Task prompt: Each record is to be copied exactly, with its pictures left behind.

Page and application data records
+---+
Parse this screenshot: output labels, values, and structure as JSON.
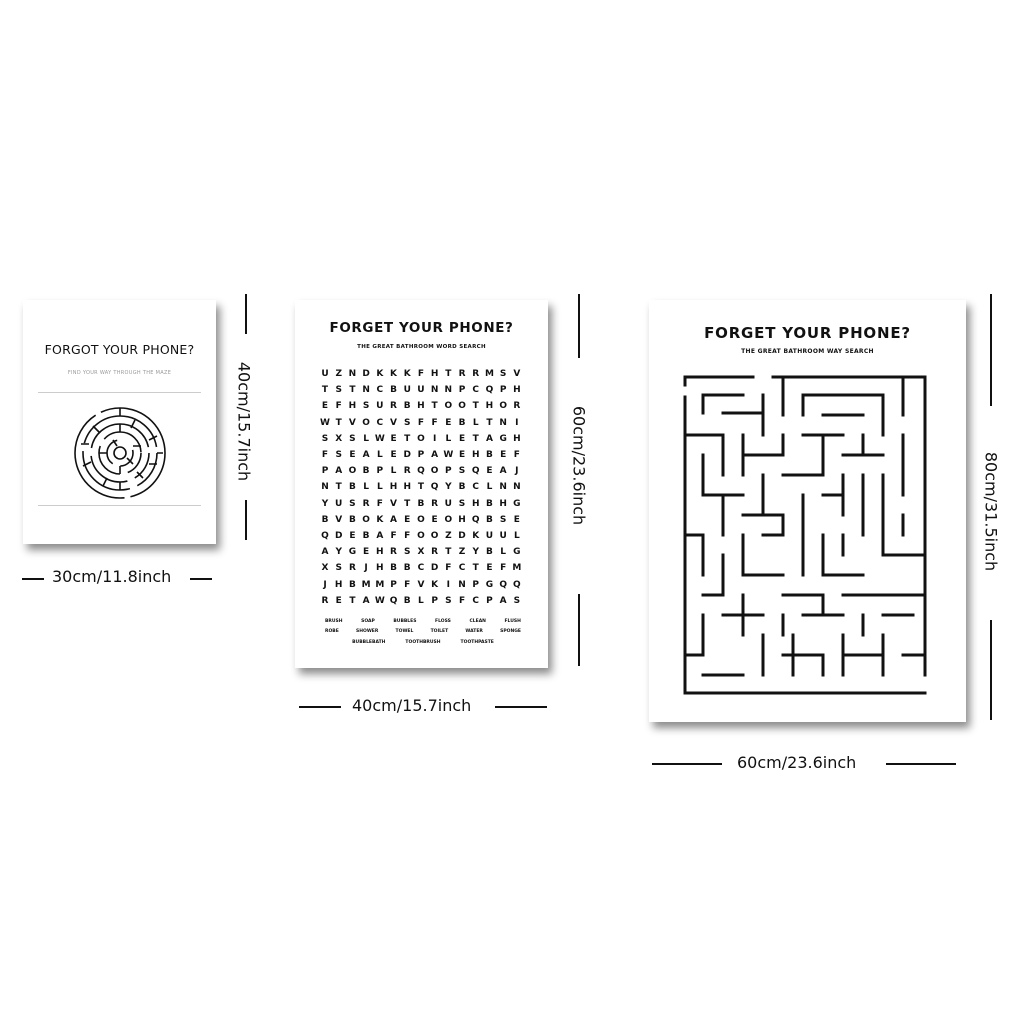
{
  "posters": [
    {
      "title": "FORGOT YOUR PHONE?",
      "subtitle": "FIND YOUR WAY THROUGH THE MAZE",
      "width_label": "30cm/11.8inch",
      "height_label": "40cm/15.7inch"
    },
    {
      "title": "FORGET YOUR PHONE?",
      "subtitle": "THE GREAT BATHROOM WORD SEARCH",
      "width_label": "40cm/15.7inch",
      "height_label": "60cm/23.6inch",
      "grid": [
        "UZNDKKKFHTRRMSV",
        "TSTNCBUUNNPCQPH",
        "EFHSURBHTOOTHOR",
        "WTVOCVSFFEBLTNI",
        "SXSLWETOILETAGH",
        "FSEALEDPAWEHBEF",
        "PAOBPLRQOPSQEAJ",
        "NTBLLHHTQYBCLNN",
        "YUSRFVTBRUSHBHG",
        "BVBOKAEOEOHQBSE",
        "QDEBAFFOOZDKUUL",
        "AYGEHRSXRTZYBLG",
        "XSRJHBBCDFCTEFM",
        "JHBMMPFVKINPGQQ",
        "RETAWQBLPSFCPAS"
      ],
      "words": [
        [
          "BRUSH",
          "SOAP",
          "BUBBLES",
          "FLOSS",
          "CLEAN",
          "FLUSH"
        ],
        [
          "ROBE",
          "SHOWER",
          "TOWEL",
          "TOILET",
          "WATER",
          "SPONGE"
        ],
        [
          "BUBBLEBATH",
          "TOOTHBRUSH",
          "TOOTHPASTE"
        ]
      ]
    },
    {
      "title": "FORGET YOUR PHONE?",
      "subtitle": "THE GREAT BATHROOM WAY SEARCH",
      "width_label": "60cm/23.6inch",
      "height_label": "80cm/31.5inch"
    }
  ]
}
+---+
Exercise output:
Parse this screenshot: output labels, values, and structure as JSON.
{
  "posters": [
    {
      "title": "FORGOT YOUR PHONE?",
      "subtitle": "FIND YOUR WAY THROUGH THE MAZE",
      "width_label": "30cm/11.8inch",
      "height_label": "40cm/15.7inch"
    },
    {
      "title": "FORGET YOUR PHONE?",
      "subtitle": "THE GREAT BATHROOM WORD SEARCH",
      "width_label": "40cm/15.7inch",
      "height_label": "60cm/23.6inch",
      "grid": [
        "UZNDKKKFHTRRMSV",
        "TSTNCBUUNNPCQPH",
        "EFHSURBHTOOTHOR",
        "WTVOCVSFFEBLTNI",
        "SXSLWETOILETAGH",
        "FSEALEDPAWEHBEF",
        "PAOBPLRQOPSQEAJ",
        "NTBLLHHTQYBCLNN",
        "YUSRFVTBRUSHBHG",
        "BVBOKAEOEOHQBSE",
        "QDEBAFFOOZDKUUL",
        "AYGEHRSXRTZYBLG",
        "XSRJHBBCDFCTEFM",
        "JHBMMPFVKINPGQQ",
        "RETAWQBLPSFCPAS"
      ],
      "words": [
        [
          "BRUSH",
          "SOAP",
          "BUBBLES",
          "FLOSS",
          "CLEAN",
          "FLUSH"
        ],
        [
          "ROBE",
          "SHOWER",
          "TOWEL",
          "TOILET",
          "WATER",
          "SPONGE"
        ],
        [
          "BUBBLEBATH",
          "TOOTHBRUSH",
          "TOOTHPASTE"
        ]
      ]
    },
    {
      "title": "FORGET YOUR PHONE?",
      "subtitle": "THE GREAT BATHROOM WAY SEARCH",
      "width_label": "60cm/23.6inch",
      "height_label": "80cm/31.5inch"
    }
  ]
}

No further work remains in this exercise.